U.S. Classification347/21, 257/E21.174, 257/E21.582
International ClassificationB41J2/015
Cooperative ClassificationH01L21/288, H05K2203/1476, H05K2203/013, H01L21/76838, H01L27/1214, G02F2001/136295, H05K2203/1173, G02F1/133711, H05K2203/095, H05K3/125, H01L27/1292
European ClassificationH05K3/12C2, H01L27/12T, H01L21/768C, H01L21/288
Legal Events
DateCodeEventDescription
Aug 25, 2006ASAssignment
Owner name: SEIKO EPSON CORPORATION, JAPAN
Free format text: ASSIGNMENT OF ASSIGNORS INTEREST;ASSIGNORS:SHINTATE, TSUYOSHI;MIZUGAKI, KOICHI;SAKURADA, KAZUAKI;AND OTHERS;REEL/FRAME:018174/0880;SIGNING DATES FROM 20060817 TO 20060821
Owner name: SEIKO EPSON CORPORATION, JAPAN
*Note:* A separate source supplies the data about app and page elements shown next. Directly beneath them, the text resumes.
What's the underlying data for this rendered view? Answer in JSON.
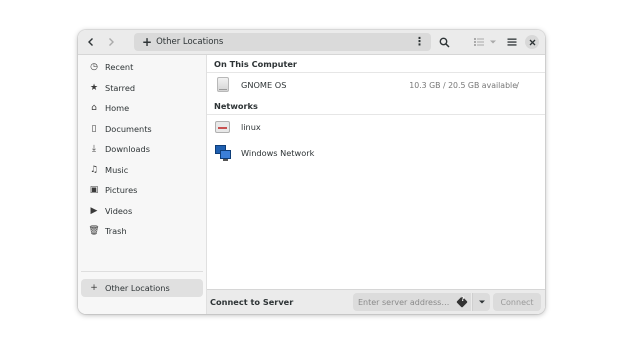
{
  "headerbar": {
    "location_label": "Other Locations",
    "back_icon": "chevron-left-icon",
    "forward_icon": "chevron-right-icon",
    "search_icon": "search-icon",
    "view_icon": "list-view-icon",
    "menu_icon": "hamburger-menu-icon",
    "close_icon": "close-icon"
  },
  "sidebar": {
    "items": [
      {
        "label": "Recent",
        "icon": "clock-icon",
        "glyph": "◷"
      },
      {
        "label": "Starred",
        "icon": "star-icon",
        "glyph": "★"
      },
      {
        "label": "Home",
        "icon": "home-icon",
        "glyph": "⌂"
      },
      {
        "label": "Documents",
        "icon": "document-icon",
        "glyph": "▯"
      },
      {
        "label": "Downloads",
        "icon": "download-icon",
        "glyph": "⤓"
      },
      {
        "label": "Music",
        "icon": "music-icon",
        "glyph": "♫"
      },
      {
        "label": "Pictures",
        "icon": "picture-icon",
        "glyph": "▣"
      },
      {
        "label": "Videos",
        "icon": "video-icon",
        "glyph": "▶"
      },
      {
        "label": "Trash",
        "icon": "trash-icon",
        "glyph": "🗑"
      }
    ],
    "other_locations": {
      "label": "Other Locations",
      "icon": "plus-icon",
      "glyph": "+"
    }
  },
  "main": {
    "on_this_computer": {
      "title": "On This Computer",
      "items": [
        {
          "name": "GNOME OS",
          "usage": "10.3 GB / 20.5 GB available",
          "mount": "/"
        }
      ]
    },
    "networks": {
      "title": "Networks",
      "items": [
        {
          "name": "linux"
        },
        {
          "name": "Windows Network"
        }
      ]
    }
  },
  "bottombar": {
    "title": "Connect to Server",
    "input_placeholder": "Enter server address…",
    "input_value": "",
    "connect_label": "Connect"
  }
}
Free format text: ASSIGNMENT OF ASSIGNORS INTEREST;ASSIGNORS:SHINTATE, TSUYOSHI;MIZUGAKI, KOICHI;SAKURADA, KAZUAKI;AND OTHERS;SIGNING DATES FROM 20060817 TO 20060821;REEL/FRAME:018174/0880